After successfully registering as a chiropractor with the GCC, you can begin working as a chiropractor on your own. Chiropractic jobs are highly varied. You can start-
- your own practice,
- collaborate with a partner,
- or join another clinic to become a part of a larger team.
To locate the optimum position, go about your neighbourhood and see what chiropractors are currently in practice. You might consider contacting out if you find a practice that matches your talents and interests. You can arrange a contract once you’ve discovered a clinic or a fellow chiropractor with whom you’d like to collaborate.
If you intend to establish your own chiropractic practice, you have to invest some time acquiring-
- office space,
- and the numerous pieces of equipment that you will require.
This may be costly and time-consuming, so be prepared to put money and effort into your new clinical space. As you’ll be dealing with patients in this environment, ensure that it follows all of the health and safety rules necessary for clinical settings.
What Skills and Knowledge Does a Chiropractor Require?
Working as a chiropractor is a client-facing position that necessitates a thorough understanding of human anatomy. A chiropractor can benefit from the following abilities:
- Comprehension and sensitivity to the needs of a patient
- Patience and a calm demeanour in tough situations
- Good interpersonal skills
- A thorough grasp of human anatomy and how the human body functions
- Great verbal communication abilities
- Critical thinking abilities
- Computer knowledge
Aside from these abilities, you’ll need a background check before working on any patients because you’ll be working with vulnerable people. This gives patients complete trust in you when they come to you for therapy.
How much do chiropractors make in the UK?
Chiropractor salaries in the UK for qualified chiropractors are excellent, with 95% finding employment within six months after graduation and graduates’ salaries are 50% higher than the average.
Starting earnings typically range between £20,000 and £30,000, rising with experience and clients. An experienced chiropractor should expect to make approximately £50,000 per year, whereas someone with a profitable practice that employs a number of people might expect to earn between £80,000 and £100,000 per year.
Why do people want to be a chiropractor?
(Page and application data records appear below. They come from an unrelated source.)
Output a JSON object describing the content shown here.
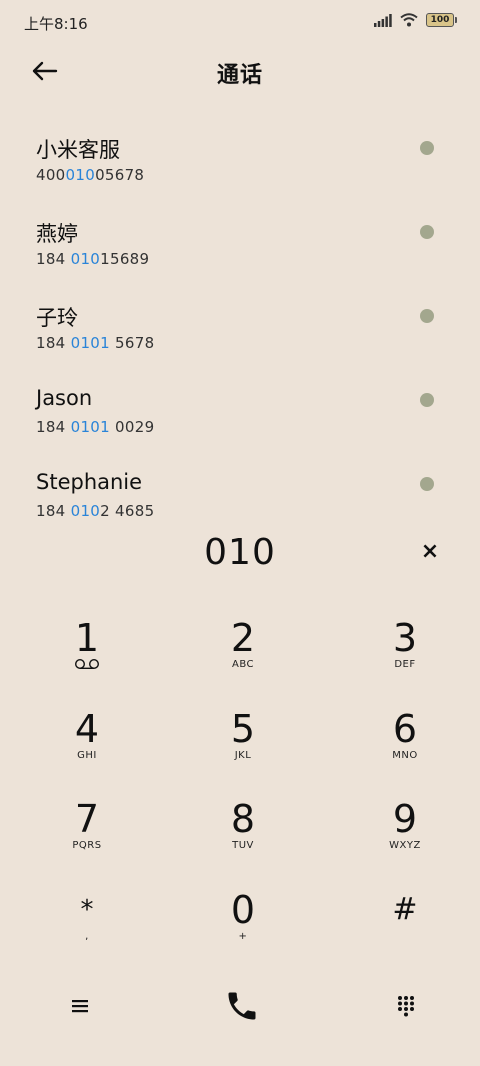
{
  "status_bar": {
    "time": "上午8:16",
    "battery": "100"
  },
  "header": {
    "title": "通话"
  },
  "contacts": [
    {
      "name": "小米客服",
      "num_pre": "400",
      "num_hl": "010",
      "num_post": "05678"
    },
    {
      "name": "燕婷",
      "num_pre": "184 ",
      "num_hl": "010",
      "num_post": "15689"
    },
    {
      "name": "子玲",
      "num_pre": "184 ",
      "num_hl": "0101",
      "num_post": " 5678"
    },
    {
      "name": "Jason",
      "num_pre": "184 ",
      "num_hl": "0101",
      "num_post": " 0029"
    },
    {
      "name": "Stephanie",
      "num_pre": "184 ",
      "num_hl": "010",
      "num_post": "2 4685"
    }
  ],
  "dialer": {
    "number": "010",
    "clear_label": "×"
  },
  "keypad": [
    {
      "digit": "1",
      "letters": ""
    },
    {
      "digit": "2",
      "letters": "ABC"
    },
    {
      "digit": "3",
      "letters": "DEF"
    },
    {
      "digit": "4",
      "letters": "GHI"
    },
    {
      "digit": "5",
      "letters": "JKL"
    },
    {
      "digit": "6",
      "letters": "MNO"
    },
    {
      "digit": "7",
      "letters": "PQRS"
    },
    {
      "digit": "8",
      "letters": "TUV"
    },
    {
      "digit": "9",
      "letters": "WXYZ"
    },
    {
      "digit": "*",
      "letters": ","
    },
    {
      "digit": "0",
      "letters": "+"
    },
    {
      "digit": "#",
      "letters": ""
    }
  ],
  "icons": {
    "back": "arrow-left-icon",
    "voicemail": "voicemail-icon",
    "menu": "menu-icon",
    "call": "phone-icon",
    "dialpad": "dialpad-icon"
  },
  "colors": {
    "background": "#ede3d8",
    "highlight": "#2a84d8",
    "dot": "#a3a78e"
  }
}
People frequently choose the field of chiropractic because they enjoy the notion of assisting people in achieving health naturally, without the need for medicines or surgery. Successful chiropractors typically have a passion for wellness and a healthy lifestyle.
Do chiropractors have good work-life balance?
Many chiropractors are satisfied with their careers because they can make decent money and have a good work-life balance, even if they don’t always make as much as traditional physicians and don’t have the same high reputation.
Is 40 too old to become a chiropractor?
At any age, you may become a Doctor of Chiropractic.
This blog should give you a pretty good idea after going through the entire procedure on how to become a chiropractor. Though chiropractor qualification requires a significant amount of hard work and devotion, the final rewards are typically well worth the effort. Whether you work for someone else, run your own practice, or work for a major sports team, chiropractic can offer you a wholesome and gratifying profession.